In the United States, any technician who opens up mobile A/C systems must be certified in refrigerant recovery and recycling procedures according to Section 609 of the Clean Air Act. The EPA has nine regional offices to enforce the law and the penalties are stiff: up to $32,500 per violation, per violating individual, per day.

Section 609 certification is a straightforward, one-time process—it takes just one class to cover proper equipment use and service procedures, followed by a 25-question, multiple-choice test. Once you're certified, there’s no renewal needed.

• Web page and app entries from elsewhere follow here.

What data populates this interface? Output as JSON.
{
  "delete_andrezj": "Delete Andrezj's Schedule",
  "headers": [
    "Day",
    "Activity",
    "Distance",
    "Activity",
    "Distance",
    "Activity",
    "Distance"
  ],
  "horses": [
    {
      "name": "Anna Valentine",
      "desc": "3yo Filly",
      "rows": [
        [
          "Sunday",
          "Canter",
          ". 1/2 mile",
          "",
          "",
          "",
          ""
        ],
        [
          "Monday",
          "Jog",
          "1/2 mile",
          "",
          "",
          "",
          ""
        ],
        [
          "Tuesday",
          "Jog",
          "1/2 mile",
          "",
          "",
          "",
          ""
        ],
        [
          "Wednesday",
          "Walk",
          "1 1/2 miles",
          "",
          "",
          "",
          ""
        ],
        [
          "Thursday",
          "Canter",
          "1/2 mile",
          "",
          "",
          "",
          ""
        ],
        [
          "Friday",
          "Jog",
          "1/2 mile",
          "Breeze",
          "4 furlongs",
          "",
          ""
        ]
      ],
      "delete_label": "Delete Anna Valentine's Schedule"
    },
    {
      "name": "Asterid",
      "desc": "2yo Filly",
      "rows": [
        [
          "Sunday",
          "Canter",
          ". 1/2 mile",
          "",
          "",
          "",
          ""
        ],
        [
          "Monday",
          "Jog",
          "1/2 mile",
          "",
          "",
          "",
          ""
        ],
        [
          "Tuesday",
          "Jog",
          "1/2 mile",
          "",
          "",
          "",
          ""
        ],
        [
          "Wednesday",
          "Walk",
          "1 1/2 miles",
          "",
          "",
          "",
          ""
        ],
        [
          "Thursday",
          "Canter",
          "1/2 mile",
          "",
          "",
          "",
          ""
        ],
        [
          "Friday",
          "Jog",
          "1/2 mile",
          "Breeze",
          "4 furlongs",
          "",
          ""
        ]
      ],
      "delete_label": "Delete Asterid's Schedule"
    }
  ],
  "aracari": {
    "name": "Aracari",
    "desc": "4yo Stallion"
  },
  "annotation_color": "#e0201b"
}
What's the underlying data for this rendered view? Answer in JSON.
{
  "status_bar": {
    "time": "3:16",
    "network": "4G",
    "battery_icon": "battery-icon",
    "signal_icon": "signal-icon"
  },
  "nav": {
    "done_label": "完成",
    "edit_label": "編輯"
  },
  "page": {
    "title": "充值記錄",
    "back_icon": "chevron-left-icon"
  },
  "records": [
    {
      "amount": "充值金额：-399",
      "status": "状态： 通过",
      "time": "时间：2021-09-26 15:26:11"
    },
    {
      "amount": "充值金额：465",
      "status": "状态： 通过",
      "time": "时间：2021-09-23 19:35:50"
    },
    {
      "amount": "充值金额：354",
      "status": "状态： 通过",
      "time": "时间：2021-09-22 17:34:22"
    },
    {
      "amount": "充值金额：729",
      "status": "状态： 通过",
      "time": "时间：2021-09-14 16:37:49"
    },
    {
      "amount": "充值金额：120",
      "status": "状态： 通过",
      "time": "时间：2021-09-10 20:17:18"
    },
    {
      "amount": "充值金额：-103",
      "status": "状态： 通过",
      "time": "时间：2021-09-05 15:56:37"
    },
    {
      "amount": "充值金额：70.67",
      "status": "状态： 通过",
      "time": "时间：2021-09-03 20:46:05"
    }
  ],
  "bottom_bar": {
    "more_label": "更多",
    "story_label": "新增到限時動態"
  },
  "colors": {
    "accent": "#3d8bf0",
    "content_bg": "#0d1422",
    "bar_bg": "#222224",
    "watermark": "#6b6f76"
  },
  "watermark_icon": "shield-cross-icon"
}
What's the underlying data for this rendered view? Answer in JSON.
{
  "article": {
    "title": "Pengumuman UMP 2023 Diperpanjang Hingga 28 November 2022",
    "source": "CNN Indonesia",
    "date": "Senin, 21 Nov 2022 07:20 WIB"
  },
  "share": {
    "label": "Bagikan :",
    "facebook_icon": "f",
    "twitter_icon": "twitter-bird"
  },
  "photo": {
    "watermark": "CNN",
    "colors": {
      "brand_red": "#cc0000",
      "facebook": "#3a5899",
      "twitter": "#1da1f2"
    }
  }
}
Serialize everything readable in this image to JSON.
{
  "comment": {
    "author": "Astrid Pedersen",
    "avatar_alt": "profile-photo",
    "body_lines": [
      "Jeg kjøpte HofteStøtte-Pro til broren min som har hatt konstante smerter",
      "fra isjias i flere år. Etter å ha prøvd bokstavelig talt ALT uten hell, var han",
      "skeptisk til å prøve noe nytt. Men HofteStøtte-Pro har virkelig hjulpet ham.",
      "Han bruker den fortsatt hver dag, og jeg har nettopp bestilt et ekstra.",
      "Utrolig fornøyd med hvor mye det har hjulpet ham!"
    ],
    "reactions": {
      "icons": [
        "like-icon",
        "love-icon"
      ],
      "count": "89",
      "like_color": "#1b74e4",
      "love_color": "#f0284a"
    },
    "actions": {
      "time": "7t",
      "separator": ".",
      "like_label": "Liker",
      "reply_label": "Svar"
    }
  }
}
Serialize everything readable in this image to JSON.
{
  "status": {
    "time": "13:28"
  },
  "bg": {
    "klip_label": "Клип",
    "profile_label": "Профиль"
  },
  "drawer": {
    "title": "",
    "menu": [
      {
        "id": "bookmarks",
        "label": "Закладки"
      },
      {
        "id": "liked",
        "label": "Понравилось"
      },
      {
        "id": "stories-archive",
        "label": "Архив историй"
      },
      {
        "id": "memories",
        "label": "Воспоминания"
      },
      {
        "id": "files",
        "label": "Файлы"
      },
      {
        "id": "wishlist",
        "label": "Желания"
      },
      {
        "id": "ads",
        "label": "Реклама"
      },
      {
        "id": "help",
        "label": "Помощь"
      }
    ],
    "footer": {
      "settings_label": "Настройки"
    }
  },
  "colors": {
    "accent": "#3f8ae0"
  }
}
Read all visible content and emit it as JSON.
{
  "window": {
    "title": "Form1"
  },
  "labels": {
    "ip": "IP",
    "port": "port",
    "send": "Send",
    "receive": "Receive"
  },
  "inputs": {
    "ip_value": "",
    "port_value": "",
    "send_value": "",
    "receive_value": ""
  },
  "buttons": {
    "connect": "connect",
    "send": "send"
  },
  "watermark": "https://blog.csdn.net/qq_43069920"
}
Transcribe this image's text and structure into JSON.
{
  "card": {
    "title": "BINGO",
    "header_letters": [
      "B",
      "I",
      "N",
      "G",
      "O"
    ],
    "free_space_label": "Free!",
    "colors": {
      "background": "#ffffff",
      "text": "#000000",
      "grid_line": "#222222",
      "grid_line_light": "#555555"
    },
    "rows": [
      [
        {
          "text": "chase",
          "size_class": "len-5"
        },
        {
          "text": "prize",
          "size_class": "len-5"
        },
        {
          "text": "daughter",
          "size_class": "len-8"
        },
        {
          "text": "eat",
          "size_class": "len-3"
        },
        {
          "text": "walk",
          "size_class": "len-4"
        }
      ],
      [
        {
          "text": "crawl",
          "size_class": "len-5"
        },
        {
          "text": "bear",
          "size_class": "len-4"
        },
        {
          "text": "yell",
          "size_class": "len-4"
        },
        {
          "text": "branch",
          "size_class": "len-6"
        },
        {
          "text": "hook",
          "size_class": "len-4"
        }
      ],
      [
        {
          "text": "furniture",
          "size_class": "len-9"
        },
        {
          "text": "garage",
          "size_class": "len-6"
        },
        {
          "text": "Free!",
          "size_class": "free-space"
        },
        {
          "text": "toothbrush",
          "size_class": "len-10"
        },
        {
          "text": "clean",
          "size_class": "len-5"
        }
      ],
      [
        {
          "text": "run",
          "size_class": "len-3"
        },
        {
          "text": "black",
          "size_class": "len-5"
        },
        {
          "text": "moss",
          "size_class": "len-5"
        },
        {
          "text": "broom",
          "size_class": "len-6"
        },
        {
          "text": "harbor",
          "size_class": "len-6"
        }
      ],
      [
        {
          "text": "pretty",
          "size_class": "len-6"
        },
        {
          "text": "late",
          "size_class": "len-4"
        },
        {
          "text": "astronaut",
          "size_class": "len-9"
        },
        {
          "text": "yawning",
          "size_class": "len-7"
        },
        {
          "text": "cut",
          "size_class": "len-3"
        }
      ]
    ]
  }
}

Winter is a great time for training, and Red Dot can help your technicians become 609-certified. If you want to expand the work your technicians can do, or you have customers whose technicians need training, talk to your Red Dot Account Manager about how Section 609 certification.

Don't Overload the A/C System with Oil

Too much refrigerant oil can coat the refrigerant, create a thermal barrier, and degrade system performance, especially when the oil is cold and highly viscous. It can also slug the compressor. When you replace a major HVAC component, use an oil reclaimer to measure the amount of oil you get out of it. You'll know precisely how much to put back in based on what you pull out.